Research Grant

The True Price of Compensated Fossil Fuel Emissions

The 2050 Foundation is conducting a comprehensive investigation into the long-term consequences of voluntary offsets on the overall costs of climate change mitigation. Our preliminary research indicates that the vast majority of existing "climate-neutral" claims merely address 3 to 7 percent of the financial damage future generations will endure. This observation carries profound legal and policy implications.

To advance this critical inquiry, the 2050 Foundation has earmarked 500,000 euros for scientific research and is inviting proposals from universities and research institutions.

The Concern
While the 2050 Foundation acknowledges the importance of offsets and negative emissions in combatting climate change, we are deeply troubled by questionable claims of carbon or climate neutrality when utilizing (voluntary) offsets to offset CO2 emissions from fossil fuels.

The terms "neutral" and "compensation" imply that no harm is being inflicted upon future generations, thus justifying continued emissions by climate-conscious individuals and businesses. These voluntary offsets enable enterprises to market their environmentally damaging practices as sustainable, stifling innovation and influencing policymakers and consumers.

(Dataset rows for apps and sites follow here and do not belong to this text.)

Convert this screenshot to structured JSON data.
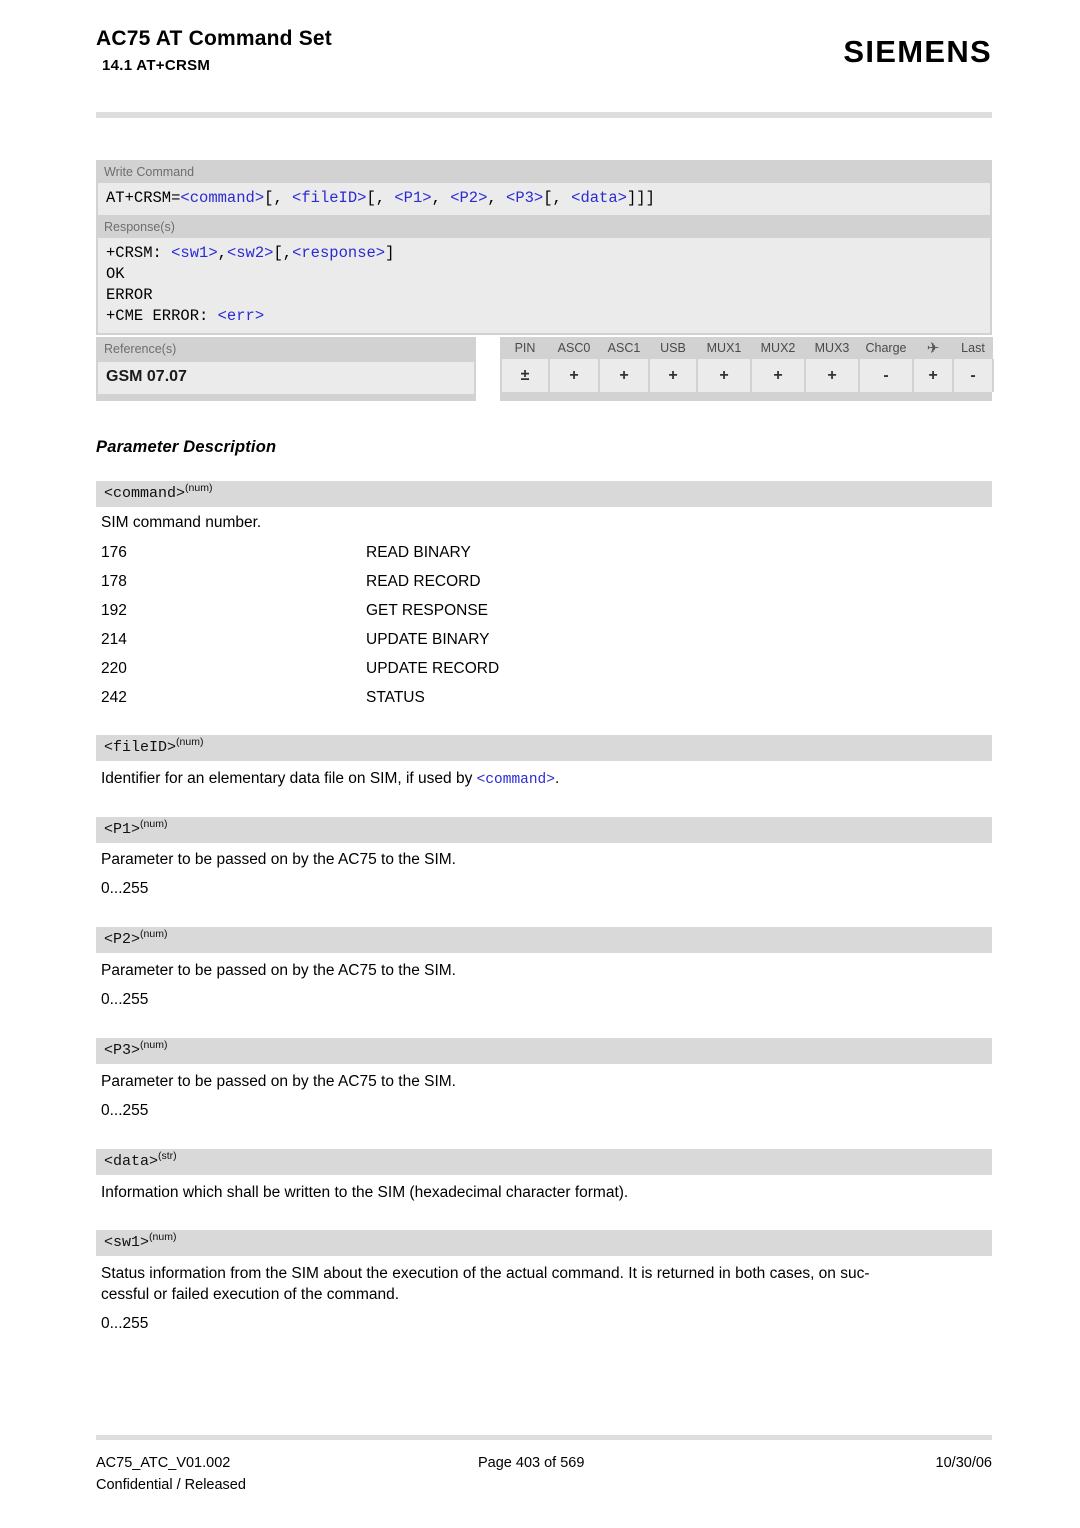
{
  "header": {
    "doc_title": "AC75 AT Command Set",
    "section": "14.1 AT+CRSM",
    "brand": "SIEMENS"
  },
  "syntax": {
    "write_label": "Write Command",
    "write_command": "AT+CRSM=<command>[, <fileID>[, <P1>, <P2>, <P3>[, <data>]]]",
    "response_label": "Response(s)",
    "response_lines": [
      "+CRSM: <sw1>,<sw2>[,<response>]",
      "OK",
      "ERROR",
      "+CME ERROR: <err>"
    ]
  },
  "reference": {
    "label": "Reference(s)",
    "value": "GSM 07.07"
  },
  "support": {
    "headers": [
      "PIN",
      "ASC0",
      "ASC1",
      "USB",
      "MUX1",
      "MUX2",
      "MUX3",
      "Charge",
      "airplane-icon",
      "Last"
    ],
    "values": [
      "±",
      "+",
      "+",
      "+",
      "+",
      "+",
      "+",
      "-",
      "+",
      "-"
    ]
  },
  "parameter_description": {
    "heading": "Parameter Description",
    "params": [
      {
        "name": "<command>",
        "type": "(num)",
        "description": "SIM command number.",
        "values": [
          {
            "code": "176",
            "meaning": "READ BINARY"
          },
          {
            "code": "178",
            "meaning": "READ RECORD"
          },
          {
            "code": "192",
            "meaning": "GET RESPONSE"
          },
          {
            "code": "214",
            "meaning": "UPDATE BINARY"
          },
          {
            "code": "220",
            "meaning": "UPDATE RECORD"
          },
          {
            "code": "242",
            "meaning": "STATUS"
          }
        ]
      },
      {
        "name": "<fileID>",
        "type": "(num)",
        "description_pre": "Identifier for an elementary data file on SIM, if used by ",
        "description_code": "<command>",
        "description_post": "."
      },
      {
        "name": "<P1>",
        "type": "(num)",
        "description": "Parameter to be passed on by the AC75 to the SIM.",
        "range": "0...255"
      },
      {
        "name": "<P2>",
        "type": "(num)",
        "description": "Parameter to be passed on by the AC75 to the SIM.",
        "range": "0...255"
      },
      {
        "name": "<P3>",
        "type": "(num)",
        "description": "Parameter to be passed on by the AC75 to the SIM.",
        "range": "0...255"
      },
      {
        "name": "<data>",
        "type": "(str)",
        "description": "Information which shall be written to the SIM (hexadecimal character format)."
      },
      {
        "name": "<sw1>",
        "type": "(num)",
        "description_line1": "Status information from the SIM about the execution of the actual command. It is returned in both cases, on suc-",
        "description_line2": "cessful or failed execution of the command.",
        "range": "0...255"
      }
    ]
  },
  "footer": {
    "doc_id": "AC75_ATC_V01.002",
    "page": "Page 403 of 569",
    "date": "10/30/06",
    "classification": "Confidential / Released"
  }
}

Impact on Emissions
The behavioral consequences stemming from the existence of voluntary offsets lead to an evident increase in fossil fuel emissions and hinder the necessary reductions required to address climate change. Often, these compensated emissions fail to fully offset the damage to the climate and future generations.

Challenging Offset Methods
Numerous authors and organizations have already raised concerns about the effectiveness and additionality of many land-based offset methods. Frequently, the CO2 extracted from the air through offsetting falls short of projections, and these extractions may have occurred even without offsets. In essence, existing literature demonstrates that compensated emissions often contribute to a net increase in greenhouse gases in the atmosphere and cannot genuinely be considered neutral. Certification bodies have taken limited measures to address these concerns, thereby maintaining the perception that compensated offsets do not harm future generations.

Cost Perspective
Moreover, our preliminary research at the 2050 Foundation highlights the limited capacity of inexpensive offset methods, a factor that must be taken into account when evaluating claims of carbon neutrality. Using low-cost offsets today depletes their availability for future generations, thereby increasing their costs for climate change mitigation. From this cost perspective, our research indicates that current users of cheap offsets typically cover only about 3% to 10% of the total costs, leaving the remaining costs and damage to be borne by future generations. This starkly contrasts with the notion that compensated emissions can be deemed "neutral" or that damage is truly "compensated."

A Potential Net Negative Effect
Given the behavioral effects and the failure to fully compensate for future damage, it is plausible that the existence of today's voluntary offsets may have a net negative impact on mitigating climate change. The global community might be relying on incorrect metrics concerning the genuine (true price) of neutral or compensated emissions, hindering the formulation of effective policies. Insight into the true cost of compensating all emissions-related damage could influence the behavior and sustainability strategies of millions of enterprises, thousands of NGOs, and up to a billion consumers today.

Scientific Validation and Research Consortium
Validating this insight necessitates scientific rigor. The 2050 Foundation, in collaboration with experts and universities, is forming a research consortium with the following objectives:

  1. Insight into Remaining Financial Damage: Assess the remaining financial damage for future generations when using limited-capacity, low-cost offset methods on a one-to-one basis.
  2. Conditions for Claiming Neutrality: Determine the conditions that must be met to claim neutrality (and complete compensation of total damage) when using such offset methods today.
  3. Optimal Allocation and Strategy: Examine the optimal allocation and strategy for funds across various offset methods, considering their effectiveness, capacity, and the timing effects of CO2 emissions and extractions.
  4. Behavioral Effects: Analyze the behavioral effects on consumers and companies resulting from the option to compensate emissions at minimal cost.
  5. Legal Consequences: Explore the legal consequences of asserting "neutrality" when actual damage remains uncompensated, including the possibility of initiating class-action lawsuits in various jurisdictions to compel companies that sold "climate-neutral" products to retroactively compensate for remaining damage.

This amalgamation of insights is aimed at creating a world where claims of "climate neutrality" no longer harm future generations. All deliverables, including software, will be shared as open source to encourage and enable others to continue this crucial research.

The 2050 Foundation has committed 500,000 euros to support the initial phase of this research and remains open to additional investments. Please contact us for further details on the grant application process and criteria.